This is a complex context in which it is preferable to use a working model that allows action, inspection, and constant adaptation of the result and the practices used. For example, many people use their car daily to get from their home to their workplace. The path is the same most of the time, but there are certain occasions when unexpected events arise that make the person look for an alternative route, such as excessive traffic, road works, malfunctioning traffic light, demonstrations, an accident, etc. The person’s new path is not necessarily planned in its entirety before leaving home, but the driver builds it as he/she drives. First, the driver turns to the right, then to the left, drives five blocks, then he/she turns again, and so on, the driver builds that emergent path, just-in-time.
This is where the development of new products or the incorporation of new features into existing products lives. You are building the product (the path) as you discover it.
Chaotic problems require an immediate response. You are in crisis, and you need to act as soon as possible to restore some order. Imagine that the flight dispatch system at a high-traffic airport stops working. This would not be a scenario to use Scrum; here, you must act immediately, take control and move the situation out of chaos. For example, fix the problem immediately (regardless of the technical form), then, once out of chaos, evaluate and apply a more robust solution.
This is the domain for improvisation.
You move within a confused space when you don't know which domain you are in. It is classified as a dangerous area since you cannot measure situations or determine how to act.
In this domain, it is typical for people to interpret situations and act based on personal preferences. The great danger of the Confused Domain is affecting adversely to what it takes to solve specific problems.
For example, many people in software development are used to sequential, phased development, carefully planned using industry best practices, and this approach, which corresponds to the clear or complicated domain, is often applied within the Complex domain.
If you find yourself in a disordered or confused space, everything you do should be focused on getting out of that space towards a better-identified domain and then acting in the way that said domain requires.
When to Use Scrum?
As mentioned before, the application of Scrum makes sense when you are faced with complex situations: when there are no certainties, and you expect changes.
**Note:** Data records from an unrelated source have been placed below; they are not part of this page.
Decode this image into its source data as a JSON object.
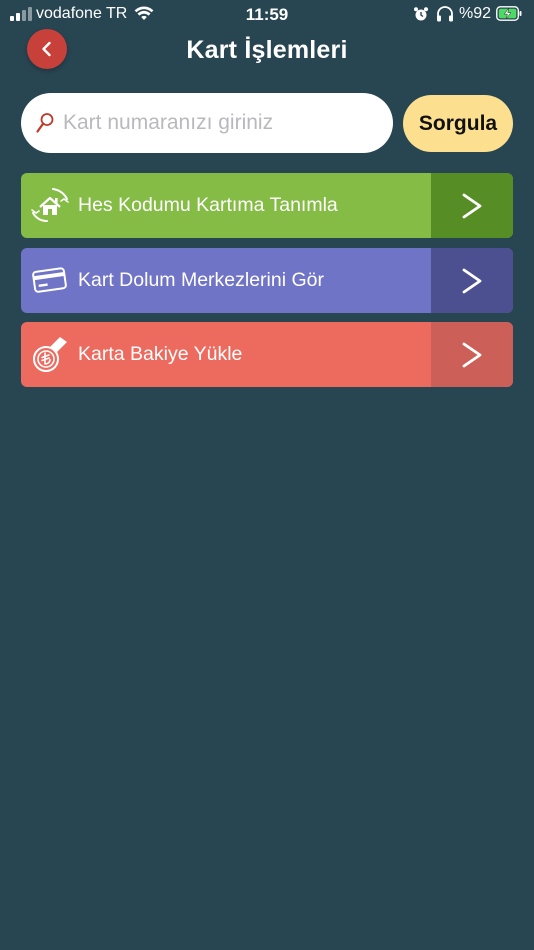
{
  "status_bar": {
    "carrier": "vodafone TR",
    "time": "11:59",
    "battery_percent": "%92",
    "icons": [
      "signal-icon",
      "wifi-icon",
      "alarm-icon",
      "headphones-icon",
      "battery-charging-icon"
    ]
  },
  "header": {
    "title": "Kart İşlemleri",
    "back_icon": "chevron-left-icon"
  },
  "search": {
    "placeholder": "Kart numaranızı giriniz",
    "value": "",
    "icon": "search-icon",
    "button_label": "Sorgula"
  },
  "menu": {
    "items": [
      {
        "label": "Hes Kodumu Kartıma Tanımla",
        "icon": "home-hands-icon",
        "arrow_icon": "chevron-right-icon",
        "color": "#84bc46",
        "arrow_color": "#568e25"
      },
      {
        "label": "Kart Dolum Merkezlerini Gör",
        "icon": "credit-card-icon",
        "arrow_icon": "chevron-right-icon",
        "color": "#7074c6",
        "arrow_color": "#4c5091"
      },
      {
        "label": "Karta Bakiye Yükle",
        "icon": "lira-coin-card-icon",
        "arrow_icon": "chevron-right-icon",
        "color": "#ed6a5e",
        "arrow_color": "#cc5f57"
      }
    ]
  },
  "colors": {
    "background": "#284552",
    "back_button": "#c8403a",
    "query_button": "#fde08f",
    "search_field": "#ffffff"
  }
}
Since it is a framework, it not only allows you to build the product but at the same time, it also allows you to discover what that product you need to build is.
In my experience, I have identified three key questions to decide whether to use or not use Scrum:
How much certainty do you have that the product you have in mind will solve the need you intend to solve?
How much certainty do you have that the chosen technology will solve the need you intend to solve?
What is the nature of teamwork: primarily mechanical work or primarily cognitive work?
Product or Technological Uncertainty
Without the certainty that the product that you are going to build or the technology that you are going to use will solve the need, even if you know in great detail the scope of the product, in reality, I would dare to say that you do not know what to build or how to use technology to solve that need. In this context is where it makes sense to use Scrum.
On the other hand, if you are sure that the product to be built and the technology to be used will solve the problem, it does not make much sense to use Scrum.
Nature of Work
Regarding people and the nature of their work, if it is primarily mechanical or physical, then using Scrum does not make as much sense, but if it is cognitive or creative, then there is a high probability that Scrum is an appropriate approach. Having gone through the theory behind Scrum, I propose that we move entirely to its definition and structure.
- SNOWDEN, D., KURTZ, C., 2003, The new dynamics of strategy: Sense-making in a complex and complicated world, IBM Systems Journal, n42, 452-483 ↩